Essay

The Truth About Our Libertarian Age
Why the dogma of democracy doesn't always make the world better
June 17, 2014

Why the dogma of democracy doesn't always make the world better

From the Archives: Roger Rosenblatt Remembers His Father
June 12, 2014

"My father believed in hats as signs of civilization."

I Don’t Miss Smoking.
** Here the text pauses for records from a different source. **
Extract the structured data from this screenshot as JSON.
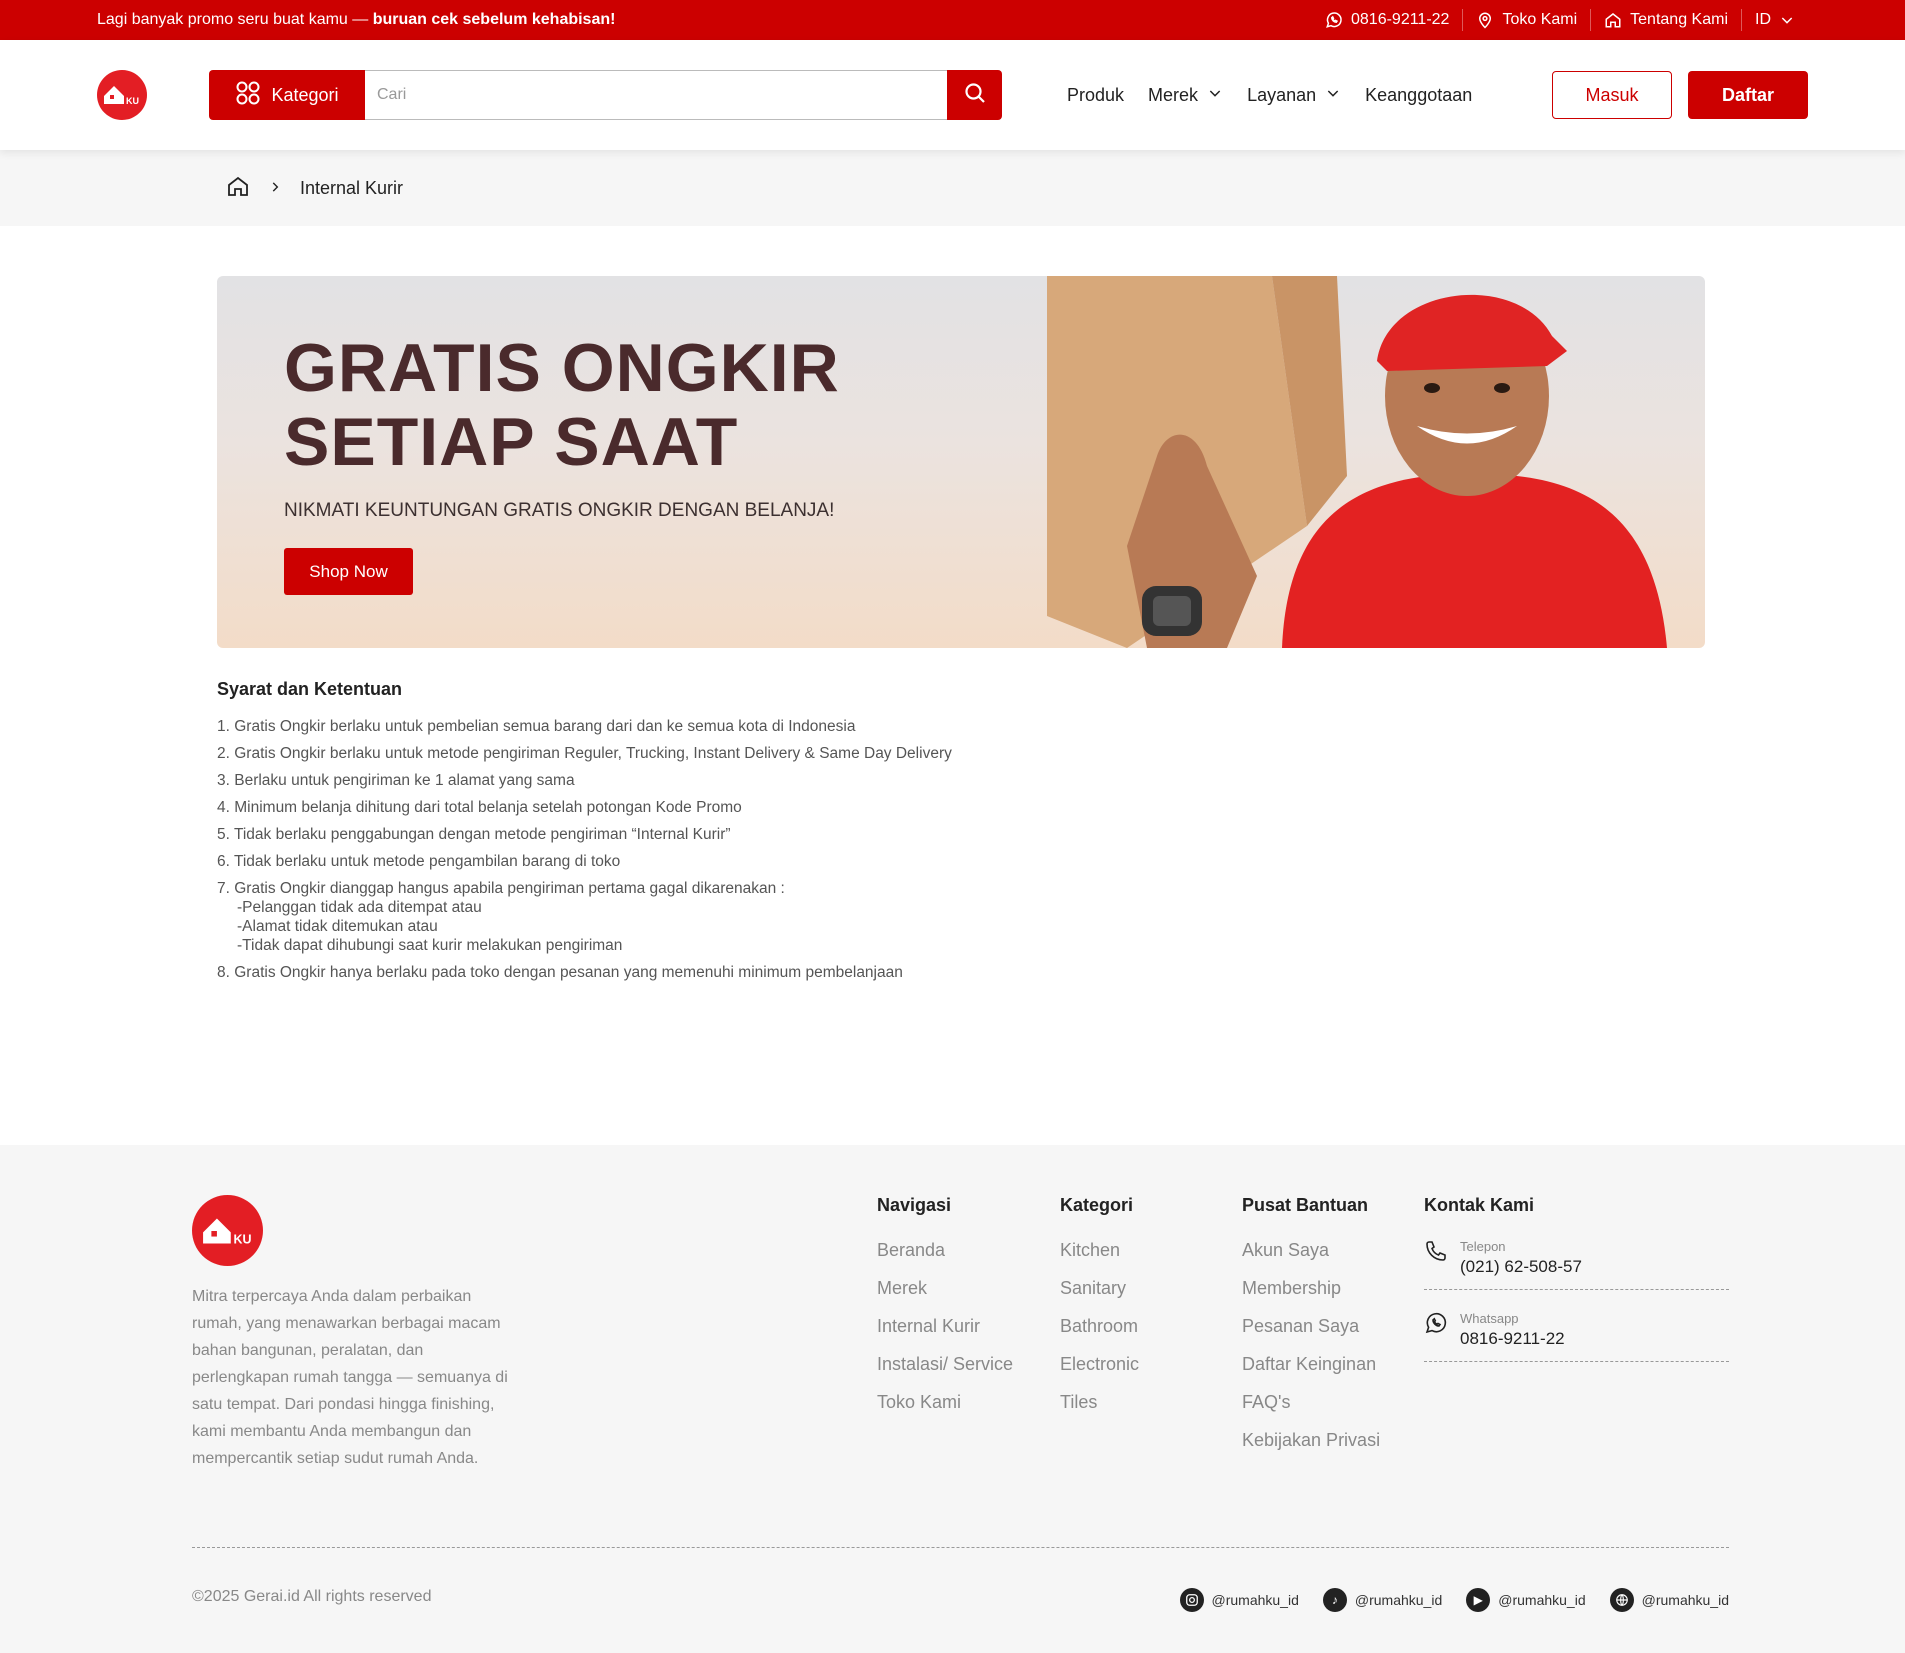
{
  "topbar": {
    "promo_text": "Lagi banyak promo seru buat kamu — ",
    "promo_bold": "buruan cek sebelum kehabisan!",
    "phone": "0816-9211-22",
    "store": "Toko Kami",
    "about": "Tentang Kami",
    "lang": "ID"
  },
  "header": {
    "category_button": "Kategori",
    "search_placeholder": "Cari",
    "nav": [
      "Produk",
      "Merek",
      "Layanan",
      "Keanggotaan"
    ],
    "login": "Masuk",
    "register": "Daftar"
  },
  "breadcrumb": {
    "current": "Internal Kurir"
  },
  "banner": {
    "title_line1": "GRATIS ONGKIR",
    "title_line2": "SETIAP SAAT",
    "subtitle": "NIKMATI KEUNTUNGAN GRATIS ONGKIR DENGAN BELANJA!",
    "cta": "Shop Now"
  },
  "terms": {
    "heading": "Syarat dan Ketentuan",
    "items": [
      "1. Gratis Ongkir berlaku untuk pembelian semua barang dari dan ke semua kota di Indonesia",
      "2. Gratis Ongkir berlaku untuk metode pengiriman Reguler, Trucking, Instant Delivery & Same Day Delivery",
      "3. Berlaku untuk pengiriman ke 1 alamat yang sama",
      "4. Minimum belanja dihitung dari total belanja setelah potongan Kode Promo",
      "5. Tidak berlaku penggabungan dengan metode pengiriman “Internal Kurir”",
      "6. Tidak berlaku untuk metode pengambilan barang di toko",
      "7. Gratis Ongkir dianggap hangus apabila pengiriman pertama gagal dikarenakan :",
      "8. Gratis Ongkir hanya berlaku pada toko dengan pesanan yang memenuhi minimum pembelanjaan"
    ],
    "sub_items": [
      "-Pelanggan tidak ada ditempat atau",
      "-Alamat tidak ditemukan atau",
      "-Tidak dapat dihubungi saat kurir melakukan pengiriman"
    ]
  },
  "footer": {
    "description": "Mitra terpercaya Anda dalam perbaikan rumah, yang menawarkan berbagai macam bahan bangunan, peralatan, dan perlengkapan rumah tangga — semuanya di satu tempat. Dari pondasi hingga finishing, kami membantu Anda membangun dan mempercantik setiap sudut rumah Anda.",
    "navigasi": {
      "title": "Navigasi",
      "links": [
        "Beranda",
        "Merek",
        "Internal Kurir",
        "Instalasi/ Service",
        "Toko Kami"
      ]
    },
    "kategori": {
      "title": "Kategori",
      "links": [
        "Kitchen",
        "Sanitary",
        "Bathroom",
        "Electronic",
        "Tiles"
      ]
    },
    "bantuan": {
      "title": "Pusat Bantuan",
      "links": [
        "Akun Saya",
        "Membership",
        "Pesanan Saya",
        "Daftar Keinginan",
        "FAQ's",
        "Kebijakan Privasi"
      ]
    },
    "kontak": {
      "title": "Kontak Kami",
      "phone_label": "Telepon",
      "phone": "(021) 62-508-57",
      "wa_label": "Whatsapp",
      "wa": "0816-9211-22"
    },
    "copyright": "©2025 Gerai.id All rights reserved",
    "socials": [
      "@rumahku_id",
      "@rumahku_id",
      "@rumahku_id",
      "@rumahku_id"
    ]
  },
  "colors": {
    "brand_red": "#cc0000",
    "logo_red": "#e31e24"
  }
}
But I Miss Smoke
Its chiffon convolutions and tulle thunderheads made perfectly dull places seem excitingly mysterious.
May 30, 2014

The chiffon convolutions and tulle thunderheads of my cigarettes made even dull places seem excitingly mysterious.

The True Story of America's First Black Female Slave Novelist
The woman behind 'The Bondwoman's Narrative'
February 10, 2014

The once-unidentified writer of The Bondwoman's Narrative, and a stunning story that goes from North Carolina to revolutionary Nicaragua to the free North.

The Crisis in Contemporary Ballet
How emotion left dance
October 04, 2013

It is mystifying to find choreographers today taking form so seriously but leaving feeling behind. Is this a slow trailing off from modernism or a misconceived tribute to the idea of abstraction, or is it the beginning of a new way of thinking?

My Memories of Seamus Heaney
October 03, 2013

In his eulogy of Seamus Heaney, Paul Muldoon told the story of being asked at Customs, on his arrival for the funeral, what he did for a living; when he replied that he taught poetry, the Customs officer said, “You must be devastated.”

Poets and Czars
From Pushkin to Putin: the sad tale of democracy in Russia
July 01, 2013

The “other” Russia, the Russia of poets and writers, the Russia of culture, destroyed in the Soviet Union, was preserved underground and in emigration. Will it help to give Russia its third chance at democracy?

The Strange Power of Les Mis, the Book
Victor Hugo's Hard-nosed Melodrama
March 02, 2013

Why the most dramatic parts of Les Misérables are also the most politically incisive.

 

The New Essayists, or the Decline of a Form?
David Sedaris and a literary version of reality TV
February 18, 2013

“The essay, as a literary form, is pretty well extinct,” Philip Larkin wrote gloomily in 1984. Extinct was the right word, capturing the sense of an organism that could no longer survive in a changed environment.